Vault Master Key Encryption Feature
The EdgeX secret store threat model calls out a particular aspect of the Vault-based secret store architecture upon which the whole EdgeX secret store depends: the Vault master key. Because plaintext storage of the Vault master key at rest would be a known security weakness, the high level design calls for the Vault master key to be encrypted on storage.
One way of doing this would be to simply encrypt the whole drive upon which the Vault master key is stored. This is a good solution: it would encrypt not only the Vault master key, but also other part of the system to harden them against offline tampering and information disclosure risks. This solution also has drawbacks as well: whole volume encryption may slow down boot times and have a runtime performance impact on constrained devices without hardware-accelerated crypto.
The Vault Master Key Encryption feature of EdgeX enables a system designer to specifically target encryption of the Vault master key, and enables a variety of flexible use cases that are not tied to volume encryption such as key escrow (where a key is stored on another machine on the network), smart cards or USB HSMs (where a key us stored in a dongle or chip card), or TPM (security hardware found on many PC-class motherboards).
As stated in the high level design, an RFC-5869 key derivation function (KDF) is used to produce a set of wrapping keys that are used by the vault-worker process to encrypt the Vault master key.
An RFC-5869 KDF requires three inputs. A change to any input results in a different output key:
Input keying material (IKM). It need not be (but should be) cryptographically strong, and is the "secret" part of the KDF.
A salt. A non-secret random number that adds to the strength of the KDF.
An "info" argument. The info argument allows multiple keys to be generated from the same IKM and salt. This allows the same KDF to generate multiple keys each used for a different purpose. For instance, the same KDF can be used to generate an encryption key to protect the PKI at-rest.
The Vault Master Key Encryption feature consumes the IKM from a Unix-style pipe. The IKM is provided by a vendor-defined mechanism, and is intended to be tied into security hardware on the device, be device-unique, and explicitly not stored in the file system.

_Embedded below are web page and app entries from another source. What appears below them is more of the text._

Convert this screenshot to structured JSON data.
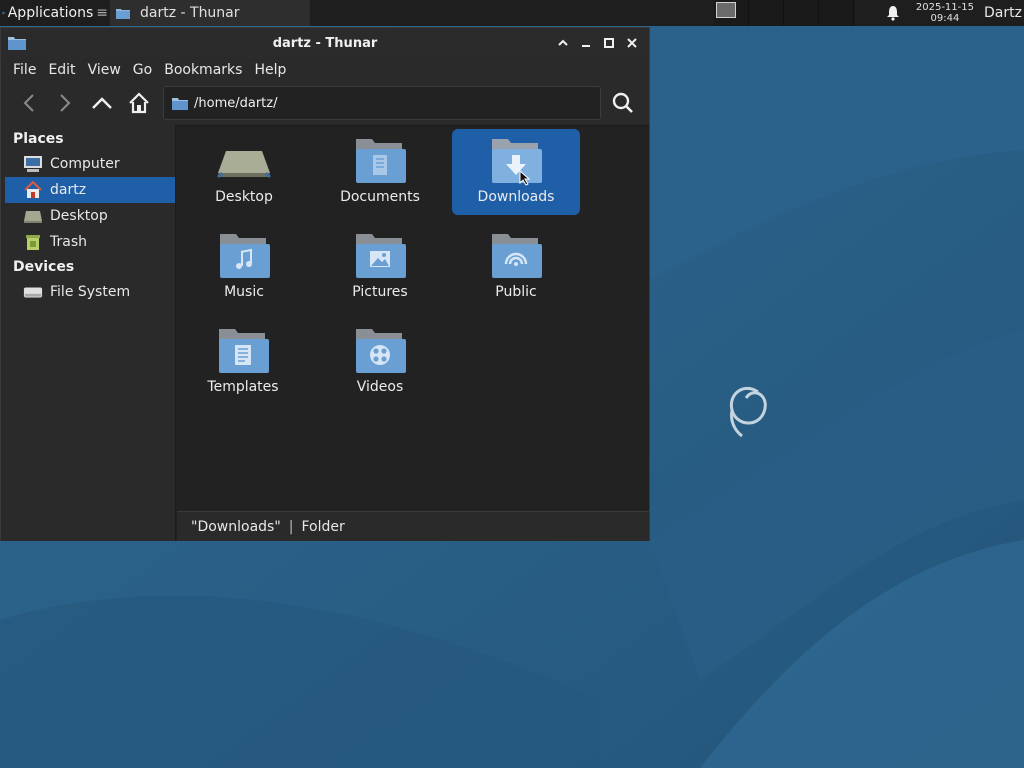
{
  "panel": {
    "apps_label": "Applications",
    "task_label": "dartz - Thunar",
    "clock_date": "2025-11-15",
    "clock_time": "09:44",
    "user_label": "Dartz"
  },
  "window": {
    "title": "dartz - Thunar",
    "menu": [
      "File",
      "Edit",
      "View",
      "Go",
      "Bookmarks",
      "Help"
    ],
    "location": "/home/dartz/"
  },
  "sidebar": {
    "places_heading": "Places",
    "places": [
      {
        "label": "Computer",
        "icon": "computer-icon"
      },
      {
        "label": "dartz",
        "icon": "home-icon",
        "selected": true
      },
      {
        "label": "Desktop",
        "icon": "desktop-icon"
      },
      {
        "label": "Trash",
        "icon": "trash-icon"
      }
    ],
    "devices_heading": "Devices",
    "devices": [
      {
        "label": "File System",
        "icon": "drive-icon"
      }
    ]
  },
  "files": [
    {
      "label": "Desktop",
      "icon": "desktop-folder-icon"
    },
    {
      "label": "Documents",
      "icon": "documents-folder-icon"
    },
    {
      "label": "Downloads",
      "icon": "downloads-folder-icon",
      "selected": true
    },
    {
      "label": "Music",
      "icon": "music-folder-icon"
    },
    {
      "label": "Pictures",
      "icon": "pictures-folder-icon"
    },
    {
      "label": "Public",
      "icon": "public-folder-icon"
    },
    {
      "label": "Templates",
      "icon": "templates-folder-icon"
    },
    {
      "label": "Videos",
      "icon": "videos-folder-icon"
    }
  ],
  "status": {
    "name": "\"Downloads\"",
    "separator": "|",
    "type": "Folder"
  },
  "colors": {
    "selection": "#1e5fa8",
    "desktop_bg": "#2c5f87",
    "folder_blue": "#6a9fd4"
  }
}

To further strengthen the solution, an implementation could choose to engineer a solution whereby the IKM is only released a configurable number of times per boot, so that malware that runs on the system post-boot cannot retrieve it.
The Vault Master Key Encryption feature is embedded
into the EdgeX
It is enabled by setting an environment variable,
EDGEX_IKM_HOOK, containing the path to an executable
that implements the IKM interface, described below,
is run in early boot to initialize or unseal
the EdgeX secret store.
When this feature is enabled, the Vault master key is encrypted at rest, and cannot be recovered unless the same IKM is provided as when the secretstore was initialized.
ikm - Return input key material for a hash-based KDF.
ikm outputs initial keying material to stdout as a lowercase hex string to be used for the default EdgeX software implementation of an RFC-5869 KDF.
The ikm can output any number of octets. Typically, the KDF will pad the ikm if it is shorter than hashlen, and hash the ikm if it is longer than hashlen. Thus, if ikm returns variable-length output it is advantageous to ensure that the output is always greater than hashlen, where hashlen depends on the hash function used by the KDF.
This section lists example implementations of the EdgeX Hardware Security Hook.
Tutorial: Configuring EdgeX Hardware Security Hooks to use a TPM on Intel® Developer Zone
There is a tutorial published on Intel® Developer Zone that uses TPM hardware through a device driver interface to encrypt the Vault master key shares. The sample uses TPM-based local attestation to attest the system state prior to releasing the IKM. The sample is based on the tpm2-software project in GitHub and is specifically designed to run as a statically-linked executable that could be injected into a Docker container. Although not a complete solution, it is an illustrative sample that demonstrates in concrete terms how to use the TSS C API to access TPM functionality.